High on the list of priorities will be building a framework for testing and—someday soon—allowing autonomous vehicles on city streets. If successful, Boston could see self-driving vehicles on its roads in less than two years.
Boston applied to be a part of the World Economic Forum’s City Challenge, a program created to help cities find effective ways to prepare for the future of urban mobility. The head of the program noted that the group’s advisory board selected Boston as the lead partner city for the challenge because it “overwhelmingly felt that Boston provided the best opportunity for learning and advancement of new models of mobility.”

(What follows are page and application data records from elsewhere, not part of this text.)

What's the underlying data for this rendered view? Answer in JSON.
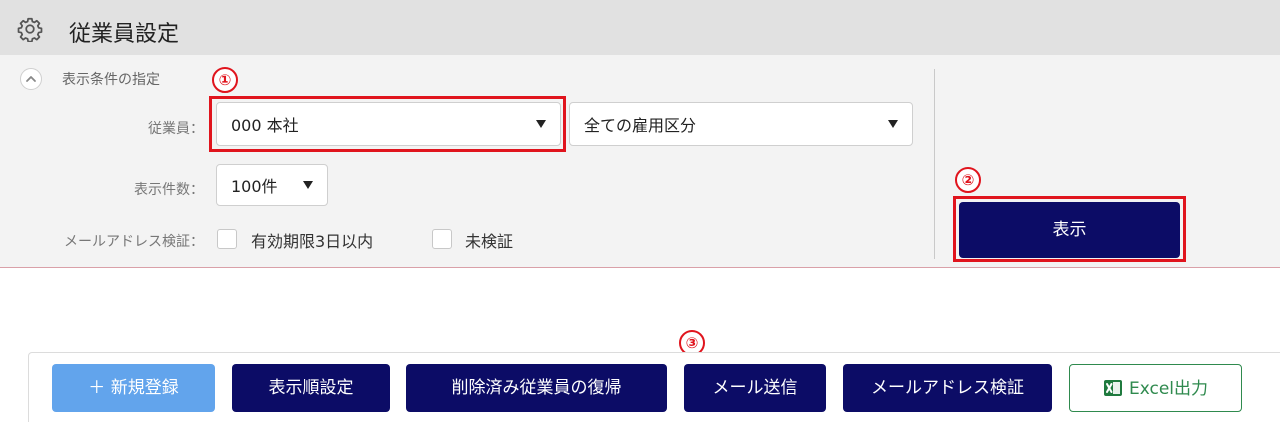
{
  "header": {
    "title": "従業員設定",
    "icon": "gear-icon"
  },
  "filter": {
    "section_label": "表示条件の指定",
    "employee_label": "従業員：",
    "employee_value": "000 本社",
    "employment_type_value": "全ての雇用区分",
    "count_label": "表示件数：",
    "count_value": "100件",
    "email_label": "メールアドレス検証：",
    "check_expiry_label": "有効期限3日以内",
    "check_unverified_label": "未検証",
    "show_button": "表示"
  },
  "annotations": [
    "①",
    "②",
    "③"
  ],
  "toolbar": {
    "new_button": "＋ 新規登録",
    "order_button": "表示順設定",
    "restore_button": "削除済み従業員の復帰",
    "mail_button": "メール送信",
    "verify_button": "メールアドレス検証",
    "excel_button": "Excel出力"
  },
  "colors": {
    "primary": "#0c0c66",
    "new": "#62a4ec",
    "excel": "#2f8a4e",
    "highlight": "#e0141d"
  }
}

Self-driving (autonomous) vehicles are an important part of the program. The World Economic Forum has previously found that if they could take 60–70 percent of vehicles off the road, they might reduce traffic fatalities by as much as 90 percent. Plus, if the vehicles are electric, they’ll also reduce emissions. The city has already separately embarked on “Go Boston 2030,” a long-term strategic planning effort for the city’s transportation needs, and it will build on that initiative.
Self-driving vehicles present a wide range of potential benefits. Imagine, for example, how smooth traffic will flow when all cars and trucks work together to decide which vehicles use which route, at what speed, and in which direction. Or consider how many fewer crashes there will be when there are no longer any distracted drivers, because each vehicle drives itself and is immune to distraction.
But they also present challenges, not simply from the technological standpoint but also from a liability perspective. When there is a crash involving an autonomous vehicle—as there inevitably will be—how will the responsibility for that crash be assigned? Who is on the hook legally and financially in that situation? When a car no longer has a driver to hold accountable, where will the blame for any crash rest—on the owner of the vehicle or on the manufacturer?
This question has already received a lot of thought, and there’s a growing feeling that once autonomous driving systems are fully mature, responsibility will inevitably rest with the designers and builders of the vehicles. Some agree: Volvo has said it will pay for any damage or injuries caused by its forthcoming IntelliSafe system. But until those systems mature, this is likely to remain a gray area of liability law.
Take for instance the July fatal crash of a Tesla Model S that occurred while its autopilot system was engaged. In a crash like this, could the driver be considered responsible if he was using the system improperly? Could there be an issue with how the system was marketed to customers, leading them to believe that it was capable of something it really wasn’t? Or was the product or feature being used exactly as it was designed, yet it failed?
From a legal perspective, there could be areas of contradiction and overlap. Will a lawsuit against a self-driving car manufacturer be handled as a personal injury claim? Or, when fatal, a wrongful death case? Will these suits need to be treated as product liability cases? Would some aspect of the case expose those involved to criminal charges? There are many unanswered questions.
Self-driving vehicles aren’t on Boston’s streets yet, but a century ago there were no cars at all in Boston. The city adapted then, and it will adapt to autonomous vehicles in the future. No one can predict for sure what will happen as this technology moves forward, but as it does, we’re staying on top of all of the issues.
At Joel H. Schwartz, PC, we understand the practice of automobile accident law, and we’ll continue to serve our clients as that area of the law evolves. If you need help after a car or truck crash, you can be confident with our firm on your side. Give us a call at 1-800-660-2270 or contact us online via the form below to arrange a free consultation to discuss your case.